I called the poison center people. Why is a whole other story but I do recommend calling them because they are always terrific, responsive, informed, good humored, seemingly glad for your call. So I asked them what I should do about having been bitten, stung, whatdoyoucallit? on the knuckle of one of my thumbs.

The woman asked me a bunch of questions about my pulse and heart and stuff and finally she said, "I think you'll be just fine. And now that the pain is probably gone it might interest you to know that certain Native American medical systems say that scorpion venom is a great treatment for arthritis. Do you have arthritis?"

"Yes, three different kinds. I'm losing the ability to use my hands. My hands are so painful I worry that pretty soon I won't be able to take care of myself."

"Sorry to hear that.

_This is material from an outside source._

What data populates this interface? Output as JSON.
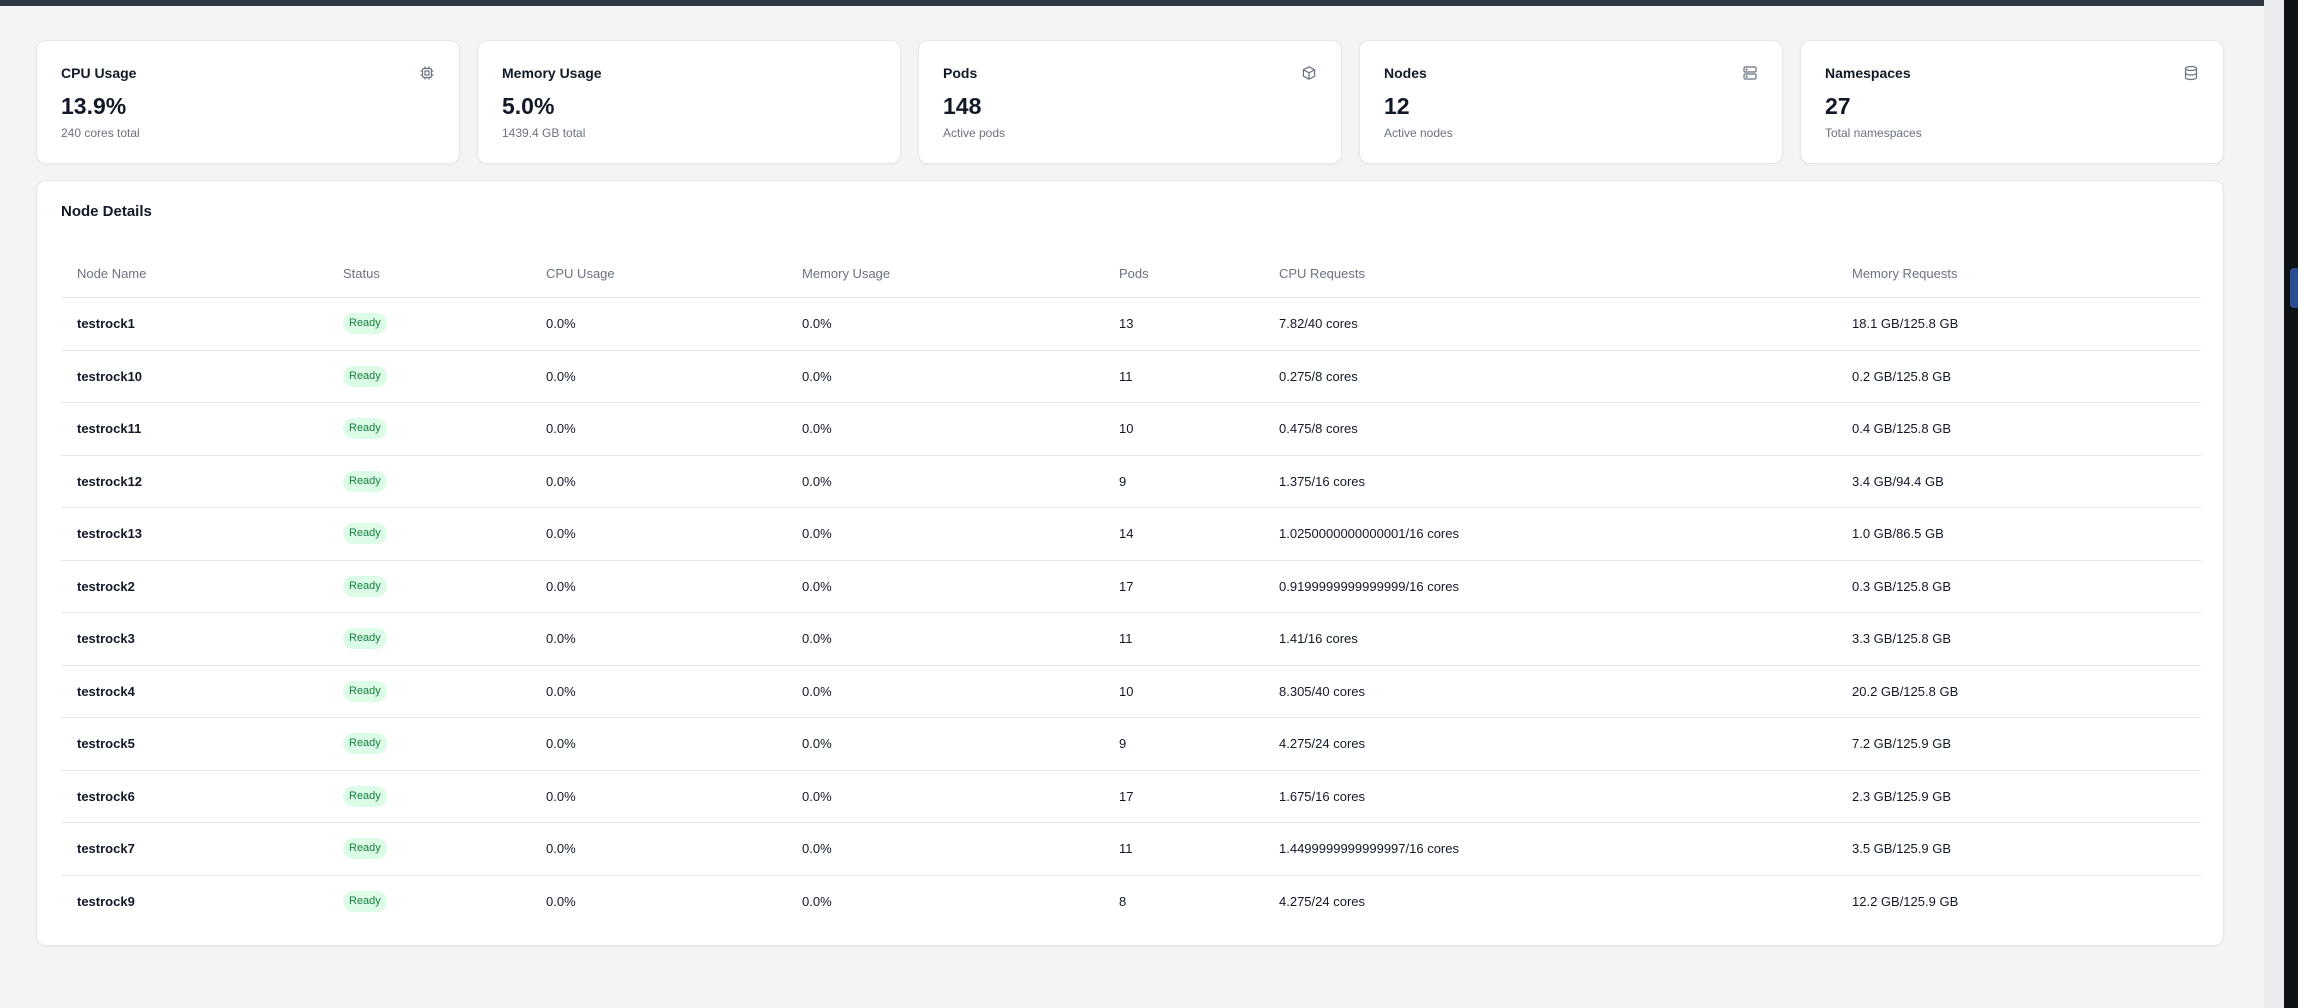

I hope the Native lore is true. I hope you feel better."

And I did. It's probably been twenty years since that happened and that joint is still the least deformed and dysfunctional of all of them.

Now don't take my word for it. I don't know if I believe that what was sequential was causally related. I don't have any idea what happened or why. I'm glad for the pain mitigation.

I told you this story hoping to alleviate your (somewhat fascinated) horror at the thought of encountering snakes and scorpions when you come to the great Southwest Desert. We moved here 22 years ago. We had those same (somewhat fascinated) horror. If you're interested, I'll tell you the story of our encounter with a nest of rattlesnakes sleeping in the sand of a dry wash on a hot May afternoon.

Susan Koppelman said...

PS. One of the changes I have seen in our society in my lifetime that I like is a spread of the idea that there isn't just one way of doing medicine. Many of us have become familiar with all kinds of medical systems generated in other cultures. And research is done on all those systems to see what can be "scientifically" verified, replicated, validated, all that sciency stuff. My favorite outcome of all of this is the "discovery" that chicken soup really is good for you. I have heard it referred to as "Jewish penicillin." I wonder if other ethnicities or cultures have their own name for chicken soup. When the belief that that was true was referred to in the period before the validation of what had been claimed for it: it is a healing substance. I have also heard it referred to a "grandmother tales." It is often attributed to "folk medicine."

I would expect to have encountered such medical beliefs in the fiction I read. They create a great opportunity for conflict in a plot -- people with equal interest in the well-being of someone cherished by many who each believe that their medical system can save our beloved.